**Assignment**.
Look through the entries below and return all lines including the word "icon".

**Available data**.
=== Section Start ===
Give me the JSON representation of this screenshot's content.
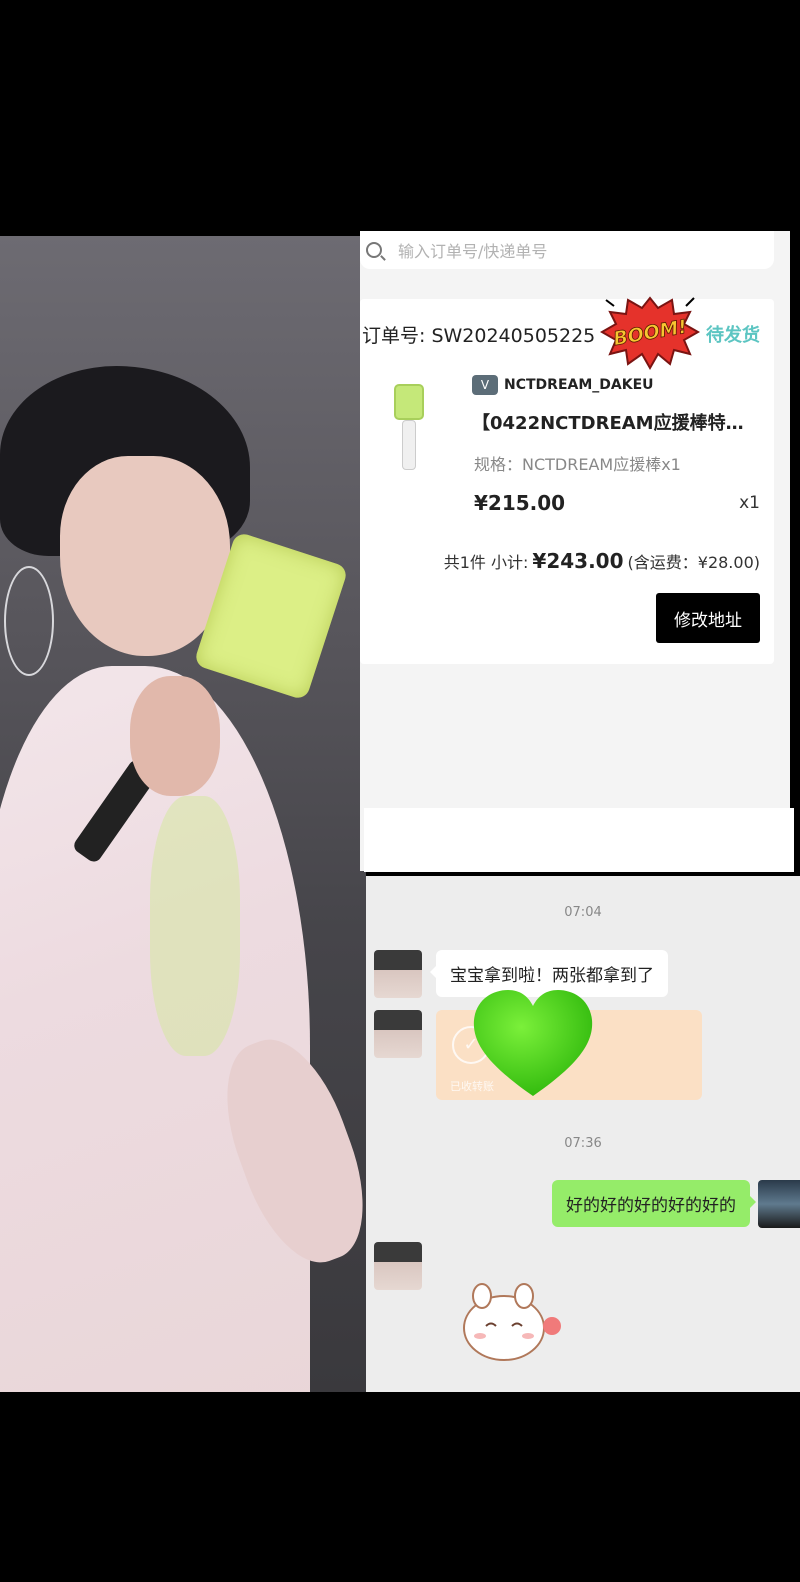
{
  "search": {
    "placeholder": "输入订单号/快递单号"
  },
  "order": {
    "number_label": "订单号: SW20240505225",
    "status": "待发货",
    "shop": {
      "icon": "shop-v-icon",
      "name": "NCTDREAM_DAKEU"
    },
    "product": {
      "title": "【0422NCTDREAM应援棒特…",
      "spec": "规格：NCTDREAM应援棒x1",
      "price": "¥215.00",
      "qty": "x1"
    },
    "subtotal": {
      "count_label": "共1件 小计:",
      "amount": "¥243.00",
      "shipping_note": "(含运费：¥28.00)"
    },
    "edit_address_label": "修改地址"
  },
  "sticker": {
    "boom_text": "BOOM!"
  },
  "chat": {
    "times": [
      "07:04",
      "07:36"
    ],
    "messages": {
      "incoming_1": "宝宝拿到啦！两张都拿到了",
      "transfer_label": "已收转账",
      "outgoing_1": "好的好的好的好的好的"
    }
  },
  "colors": {
    "status_teal": "#5cc5c2",
    "chat_bg": "#ededed",
    "outgoing_bubble": "#95ec69",
    "transfer_card": "#fbe0c5",
    "heart_green": "#3ccf16",
    "button_black": "#000000"
  }
}
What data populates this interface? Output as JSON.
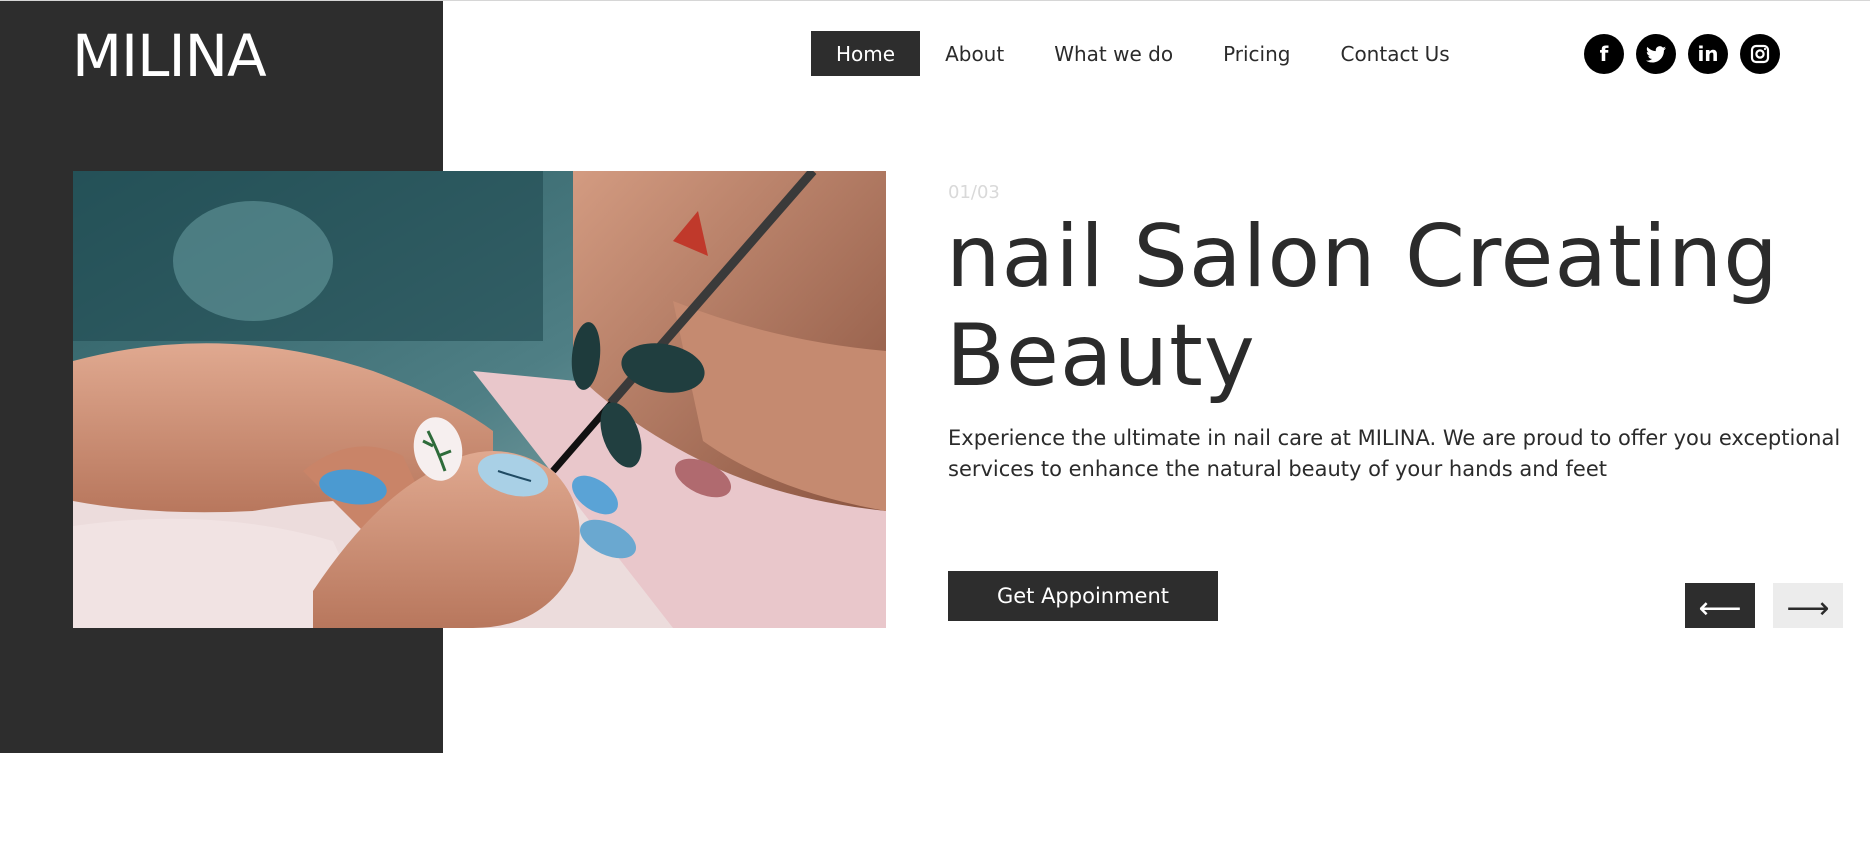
{
  "brand": {
    "logo": "MILINA"
  },
  "nav": {
    "items": [
      {
        "label": "Home",
        "active": true
      },
      {
        "label": "About"
      },
      {
        "label": "What we do"
      },
      {
        "label": "Pricing"
      },
      {
        "label": "Contact Us"
      }
    ]
  },
  "social": [
    {
      "icon": "facebook-icon",
      "glyph": "f"
    },
    {
      "icon": "twitter-icon",
      "glyph": "🐦"
    },
    {
      "icon": "linkedin-icon",
      "glyph": "in"
    },
    {
      "icon": "instagram-icon",
      "glyph": "◎"
    }
  ],
  "hero": {
    "counter": "01/03",
    "title": "nail Salon Creating Beauty",
    "description": "Experience the ultimate in nail care at MILINA. We are proud to offer you exceptional services to enhance the natural beauty of your hands and feet",
    "cta_label": "Get Appoinment",
    "prev_arrow": "⟵",
    "next_arrow": "⟶"
  },
  "colors": {
    "dark": "#2d2d2d",
    "text": "#2b2b2b",
    "counter": "#d9d9d9",
    "next_button_bg": "#ececec"
  }
}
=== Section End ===
**Result of this task**.
      "icon": "shop-v-icon",
      "icon": "facebook-icon",
      "icon": "twitter-icon",
      "icon": "linkedin-icon",
      "icon": "instagram-icon",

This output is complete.